Reality cooking competitions serve up some of the best fare on TV. The audience gets to enjoy watching chefs at war with each other—plus all the backstabbing, egomania, and melt-downs that go with it—and see innovative solutions to some pretty extraordinary challenges. Plus, the winning dishes may actually inspire you to “try this at home.”
Ready to dig in? Get started with this guide to the best reality cooking competitions on TV.
Since 2006, Bravo’s “Top Chef” has pitted a steady stream of rising chefs against one another in challenges that test their culinary skills and creativity. Presented by Padma Lakshmi and presided over by a panel of three colorful judges, the show’s unique challenges keep it a fulfilling creation season after season.
Each episode features a Quickfire and Elimination challenge. A fan favorite is Restaurant Wars, the elimination challenge in which two teams launch pop-up restaurants. The top three chefs of the season compete in the finale. The winner of Season 16 was awarded a cash prize of $125,000, another $50,000 in products from Williams Sonoma, and an editorial feature in Food & Wine Magazine.
Based on the original BBC show, “MasterChef America” debuted on FOX in 2010. Unlike “Top Chef,” which focuses on professional chefs, “MasterChef” features amateur and home cooks. Season 9 of “Master Chef America” debuted a new format in which a trio of celebrity chefs—vineyard owner/chef Joe Bastianich, Food Network favorite Aarón Sánchez, and “Hell’s Kitchen” veteran Gordon Ramsay—each select and mentor a promising contestant with the goal of transforming him or her into a culinary master. The grand prize is $250,000 and the “MasterChef” title.
If you like to imagine world-renowned chef Gordon Ramsay as a strict but loving father-figure/mentor, watch “MasterChef.” If you prefer to watch an acidic, bile-spewing Ramsay put aspiring chefs through incomparable challenges and then assess their flaws with brutal, devastating honesty, then “Hell’s Kitchen” is the show for you. While verbal abuse that passes for critique may have lost its luster for some viewers, there’s still something undeniably compelling about Ramsay’s rants, or the show or it wouldn’t have survived for such a long time.
Iron Chef America
Do you hunger for a combination of high camp, high drama, and fabulous ingredients? Do you relish watching genius chefs work at breakneck speed to create unforgettable dishes? Then the Food Network’s “Iron Chef America” will satisfy your every craving. The long-running show is currently helmed by “The Chairman,” portrayed by American actor/martial artist Mark Alan Dacascos and hosted by veteran TV chef/host Alton Brown. Each show features a cook-off between an up-and-coming challenger and the Iron Chef of his or her choice who must take the main ingredient in the mystery basket and transform it into a series of courses worthy of the culinary gods and a rotating panel of celebrity judges.

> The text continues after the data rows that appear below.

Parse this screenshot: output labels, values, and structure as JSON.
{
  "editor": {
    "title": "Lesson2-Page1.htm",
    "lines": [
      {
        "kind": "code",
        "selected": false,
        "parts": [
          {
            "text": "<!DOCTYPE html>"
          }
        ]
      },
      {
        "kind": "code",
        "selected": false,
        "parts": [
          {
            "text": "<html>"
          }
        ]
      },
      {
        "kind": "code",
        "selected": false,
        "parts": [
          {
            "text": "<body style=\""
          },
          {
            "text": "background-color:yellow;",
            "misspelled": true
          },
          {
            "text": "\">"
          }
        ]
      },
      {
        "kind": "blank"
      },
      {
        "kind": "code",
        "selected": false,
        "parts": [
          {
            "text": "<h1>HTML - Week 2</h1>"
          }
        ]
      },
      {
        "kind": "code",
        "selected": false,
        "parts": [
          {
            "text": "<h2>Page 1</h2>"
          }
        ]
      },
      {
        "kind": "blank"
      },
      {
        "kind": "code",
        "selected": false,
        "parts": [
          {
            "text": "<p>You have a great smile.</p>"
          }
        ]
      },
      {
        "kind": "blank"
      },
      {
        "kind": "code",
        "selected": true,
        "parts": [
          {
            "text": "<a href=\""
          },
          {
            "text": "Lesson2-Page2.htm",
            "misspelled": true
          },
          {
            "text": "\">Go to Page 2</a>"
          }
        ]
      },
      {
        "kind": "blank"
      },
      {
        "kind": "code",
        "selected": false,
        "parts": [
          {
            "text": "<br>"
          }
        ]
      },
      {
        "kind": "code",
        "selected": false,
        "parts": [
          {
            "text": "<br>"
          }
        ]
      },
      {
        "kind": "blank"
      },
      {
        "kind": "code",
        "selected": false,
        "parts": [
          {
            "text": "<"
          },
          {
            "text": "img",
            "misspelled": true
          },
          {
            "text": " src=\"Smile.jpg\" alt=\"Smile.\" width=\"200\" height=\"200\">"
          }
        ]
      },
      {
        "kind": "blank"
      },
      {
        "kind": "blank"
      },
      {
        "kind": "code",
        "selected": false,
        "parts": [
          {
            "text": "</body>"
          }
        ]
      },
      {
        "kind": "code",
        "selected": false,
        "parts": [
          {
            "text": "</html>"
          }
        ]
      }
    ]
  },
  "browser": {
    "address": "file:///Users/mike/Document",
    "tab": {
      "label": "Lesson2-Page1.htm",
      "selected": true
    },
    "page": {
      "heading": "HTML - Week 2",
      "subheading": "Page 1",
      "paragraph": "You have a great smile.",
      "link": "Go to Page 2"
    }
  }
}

Former “Queer Eye for the Straight Guy” original cast member and culinary expert, Ted Allen, hosts this Food Network cooking competition in which chefs compete by cooking three-course meals. The twist: each course must include ingredients from a mystery basket, which often leads to mind-boggling concoctions as contestants struggle to incorporate items like Rocky Mountain oysters, pig’s blood, canned chicken, durian, leftover pizza, and fiddlehead ferns into an edible creation.
Each show features a fresh batch of cooking contenders, so viewers don’t get a chance to root for a favorite through a full season. However, there are “redemption” episodes that bring back former contestants to determine who will fall by the wayside once more and who will emerge as a Chopped Champion.
Honorable Mention Spin-offs
Like most movie sequels, reality spin-offs rarely succeed in recreating the magic of the original shows, but there are a few that have managed to beat the odds. These three reality cooking competition spin-offs are as engaging as the shows that spawned them.
- “Chopped Junior.” Amazing, inspiring, and just downright awesome, these talented, imaginative chefs between the ages of 9 and 15 take on the mystery basket ingredients with all the aplomb of their adult counterparts, and three rounds later—appetizer, entrée, and dessert—one of them walks away with bragging rights, a new chef’s coat, and $10,000.
- “Next Iron Chef.” In this “Iron Chef” permutation, 10 highly successful chefs take on food challenges in locales around the globe. The finale pits the top two contestants against one another in the Food Network’s Kitchen Stadium, where the winner is declared a new Iron Chef and can compete on “Iron Chef America.”
- “Top Chef Masters.” This Top Chef progeny stars world-renowned chefs. Each week they compete against each other, and one is eliminated until the finale in which the remaining chefs have a cook-off for the $100,000 grand prize (which is donated to the charity of their choice).